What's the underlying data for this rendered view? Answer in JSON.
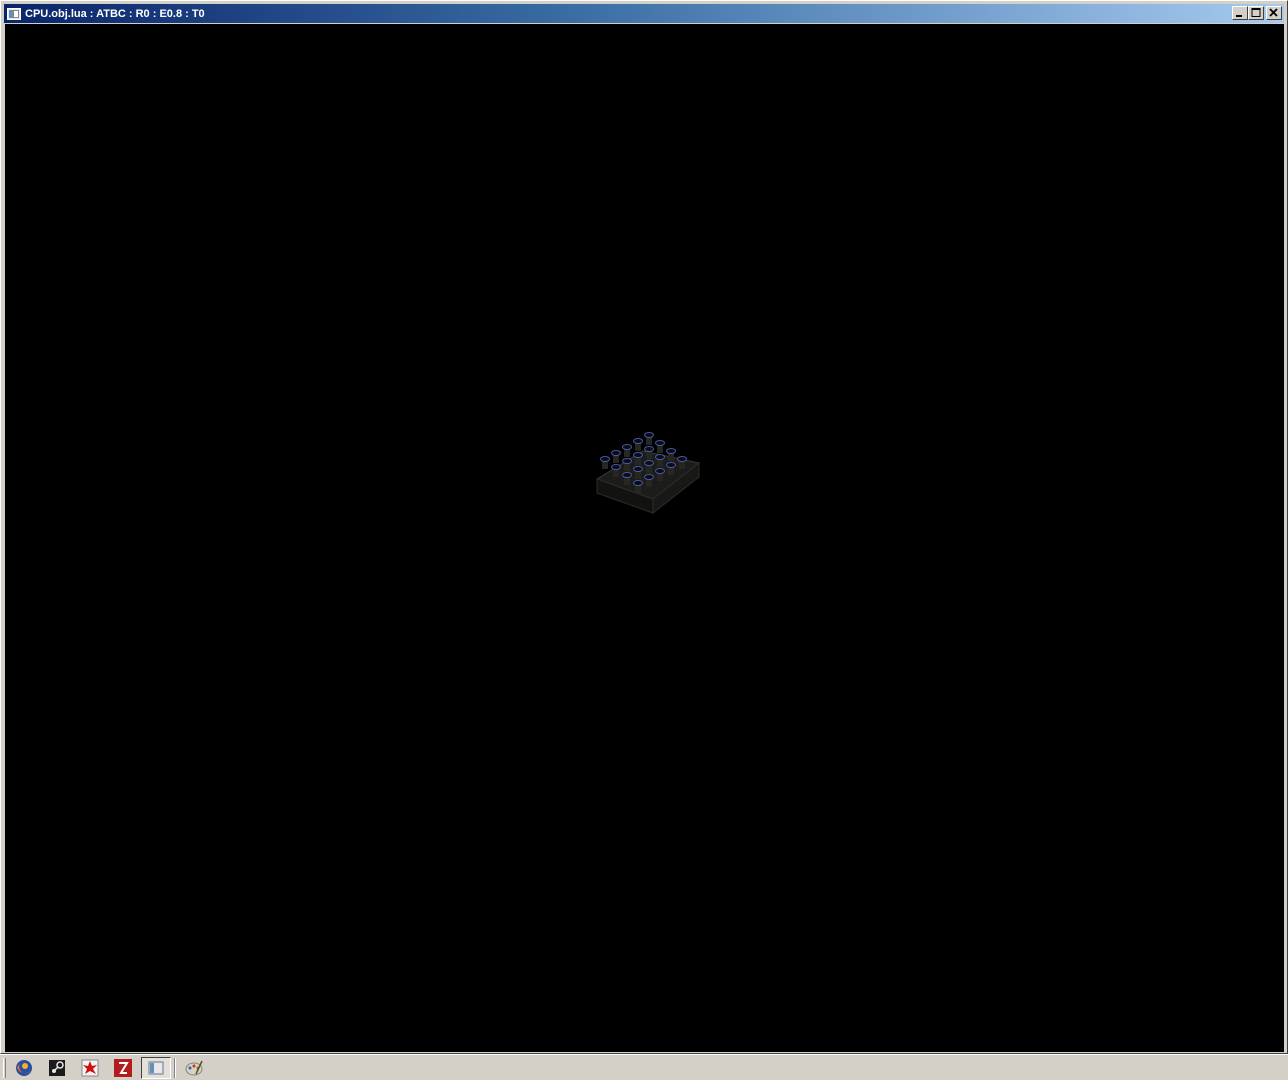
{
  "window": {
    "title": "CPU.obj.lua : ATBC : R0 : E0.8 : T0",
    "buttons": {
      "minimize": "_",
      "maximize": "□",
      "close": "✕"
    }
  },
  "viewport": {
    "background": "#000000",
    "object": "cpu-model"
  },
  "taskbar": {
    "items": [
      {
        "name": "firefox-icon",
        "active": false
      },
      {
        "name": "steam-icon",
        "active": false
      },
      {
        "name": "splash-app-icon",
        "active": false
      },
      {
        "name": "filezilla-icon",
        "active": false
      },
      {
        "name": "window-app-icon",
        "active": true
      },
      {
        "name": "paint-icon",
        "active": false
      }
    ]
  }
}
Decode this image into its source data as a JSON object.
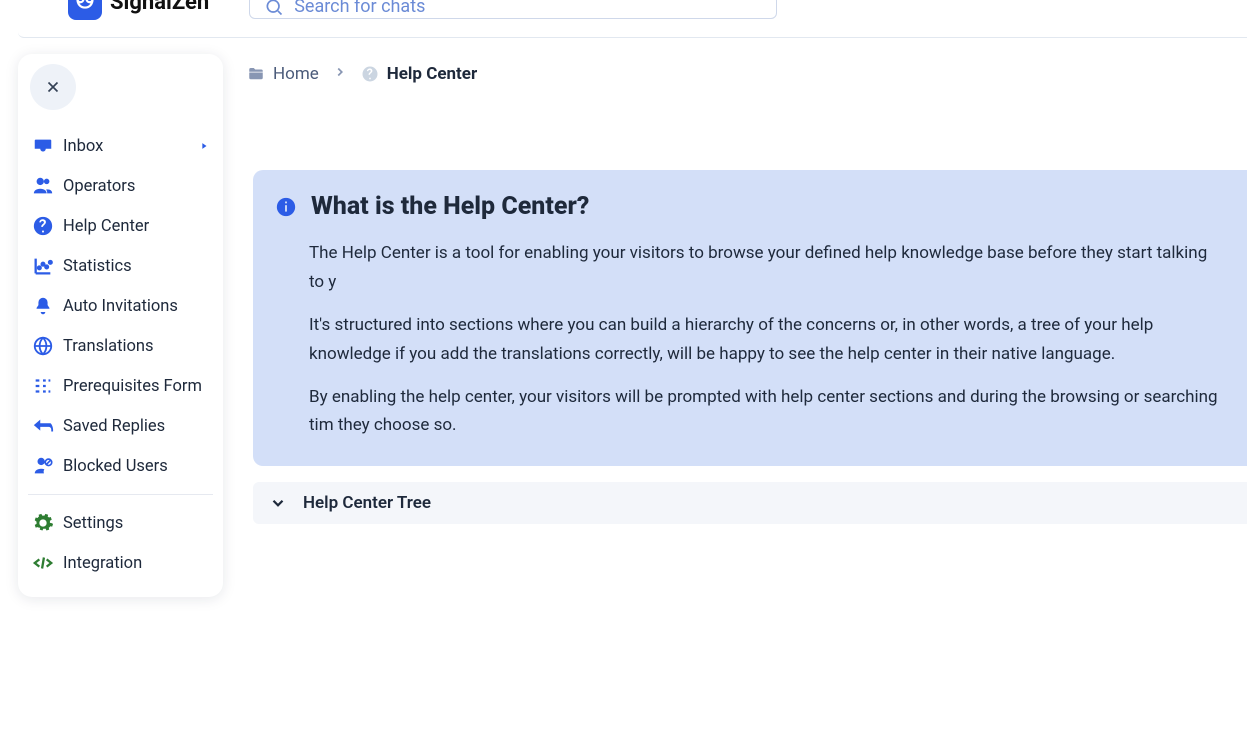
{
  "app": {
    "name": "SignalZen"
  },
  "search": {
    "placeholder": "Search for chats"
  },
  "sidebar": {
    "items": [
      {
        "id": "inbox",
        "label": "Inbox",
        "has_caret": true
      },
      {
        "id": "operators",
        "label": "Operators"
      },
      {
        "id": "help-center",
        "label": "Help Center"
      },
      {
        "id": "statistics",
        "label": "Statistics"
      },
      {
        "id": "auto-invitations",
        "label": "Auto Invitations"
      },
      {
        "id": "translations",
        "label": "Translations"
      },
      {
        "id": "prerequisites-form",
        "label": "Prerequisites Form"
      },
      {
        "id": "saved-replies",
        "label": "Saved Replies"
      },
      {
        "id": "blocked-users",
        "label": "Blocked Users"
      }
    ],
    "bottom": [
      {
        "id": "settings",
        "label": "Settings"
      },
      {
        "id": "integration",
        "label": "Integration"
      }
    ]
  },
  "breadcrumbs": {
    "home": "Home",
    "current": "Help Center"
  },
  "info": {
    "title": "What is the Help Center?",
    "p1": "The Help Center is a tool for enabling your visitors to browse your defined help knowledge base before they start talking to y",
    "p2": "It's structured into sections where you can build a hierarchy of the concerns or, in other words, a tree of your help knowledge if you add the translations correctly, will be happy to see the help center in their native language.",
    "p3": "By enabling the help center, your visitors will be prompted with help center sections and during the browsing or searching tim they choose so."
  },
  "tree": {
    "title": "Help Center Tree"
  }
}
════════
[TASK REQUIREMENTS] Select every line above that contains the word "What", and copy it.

[REPLY TO THE EXERCISE]
What's the underlying data for this rendered view? Answer in JSON.
    "title": "What is the Help Center?",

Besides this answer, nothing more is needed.